“Adam's family have lost a much beloved son and brother where this simply need not have occurred. For too long, mental health services have been treated as the poor cousin of the NHS and this is no better illustrated than in this tragic death where the quality of nursing care was poor and the physical environment was manifestly unsafe. Worse, the trust had been warned a number of times about the failure of staff to properly assess risk and about the unsafe construction of the Ward.
This government has pledged to improve the quality of mental health services but without proper resourcing that is a cynical and empty promise.
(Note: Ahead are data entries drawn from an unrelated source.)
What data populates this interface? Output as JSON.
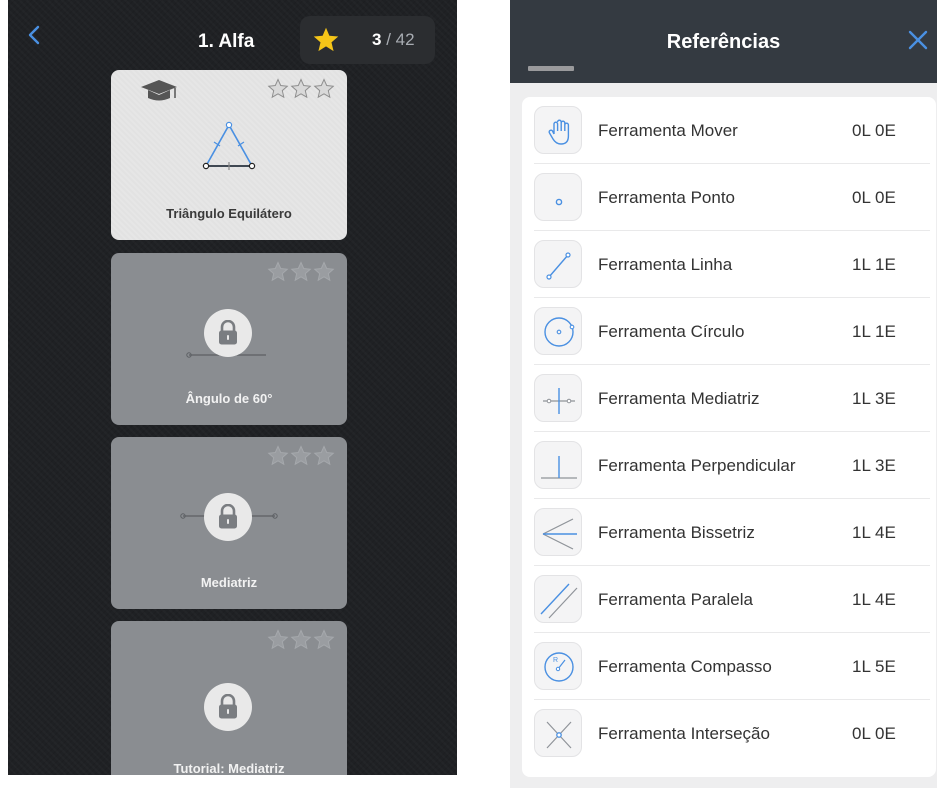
{
  "left": {
    "level_title": "1. Alfa",
    "stars_earned": "3",
    "stars_total": "/ 42",
    "cards": [
      {
        "title": "Triângulo Equilátero",
        "locked": false
      },
      {
        "title": "Ângulo de 60°",
        "locked": true
      },
      {
        "title": "Mediatriz",
        "locked": true
      },
      {
        "title": "Tutorial: Mediatriz",
        "locked": true
      }
    ]
  },
  "right": {
    "title": "Referências",
    "tools": [
      {
        "name": "Ferramenta Mover",
        "score": "0L  0E",
        "icon": "hand-icon"
      },
      {
        "name": "Ferramenta Ponto",
        "score": "0L  0E",
        "icon": "point-icon"
      },
      {
        "name": "Ferramenta Linha",
        "score": "1L  1E",
        "icon": "line-icon"
      },
      {
        "name": "Ferramenta Círculo",
        "score": "1L  1E",
        "icon": "circle-icon"
      },
      {
        "name": "Ferramenta Mediatriz",
        "score": "1L  3E",
        "icon": "bisector-icon"
      },
      {
        "name": "Ferramenta Perpendicular",
        "score": "1L  3E",
        "icon": "perpendicular-icon"
      },
      {
        "name": "Ferramenta Bissetriz",
        "score": "1L  4E",
        "icon": "angle-bisector-icon"
      },
      {
        "name": "Ferramenta Paralela",
        "score": "1L  4E",
        "icon": "parallel-icon"
      },
      {
        "name": "Ferramenta Compasso",
        "score": "1L  5E",
        "icon": "compass-icon"
      },
      {
        "name": "Ferramenta Interseção",
        "score": "0L  0E",
        "icon": "intersection-icon"
      }
    ]
  },
  "colors": {
    "accent": "#4a90e2",
    "star": "#f5c518",
    "dark_bg": "#1f2124",
    "header": "#343a41"
  }
}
The Withers family call upon the Chief Executive of the Trust, and the Secretary of State for Health, to publicly apologise and acknowledge the failures that led to Adam's death, and to commit to properly funding mental health services so that no other family need suffer as they have done.”
INQUEST has been working with the family since May 2014. Family is represented by INQUEST lawyers Group member Carolynn Gallwey of Bhatt Murphy Solicitors and barrister Chris Walker from Old Square Chambers.
NOTES TO EDITORS
For further information, please contact Selen Cavcav on email@example.com or 020 7263 1111
1. Full information on the circumstances and inquest findings of the death of Adam Withers can be found here.
2. Other similar cases include:
• Janet Müller, 21 (see above).
• Natalie Gray, 24 who died on 21st April 2015 while on home leave from Kent and Medway NHS and Social Care Partnership Trust ward. An inquest jury concluded that neglect contributed to her death.
• Abbi McAllister, 23 who was a secure inpatient on a Birmingham & Solihull Mental Health NHS Foundation Trust ward who died on 16 April 2015 after absconding during an off-site appointment. An inquest jury concluded that neglect contributed to her death.
‘I’ve been a long-time supporter of the crucial work that INQUEST does. Until there is legislation to change the way inquests are conducted and the provision of legal and psychological support to the bereaved of those who died in custody, INQUEST will continue to be a vital source of support for families.’
– Linton Kwesi Johnson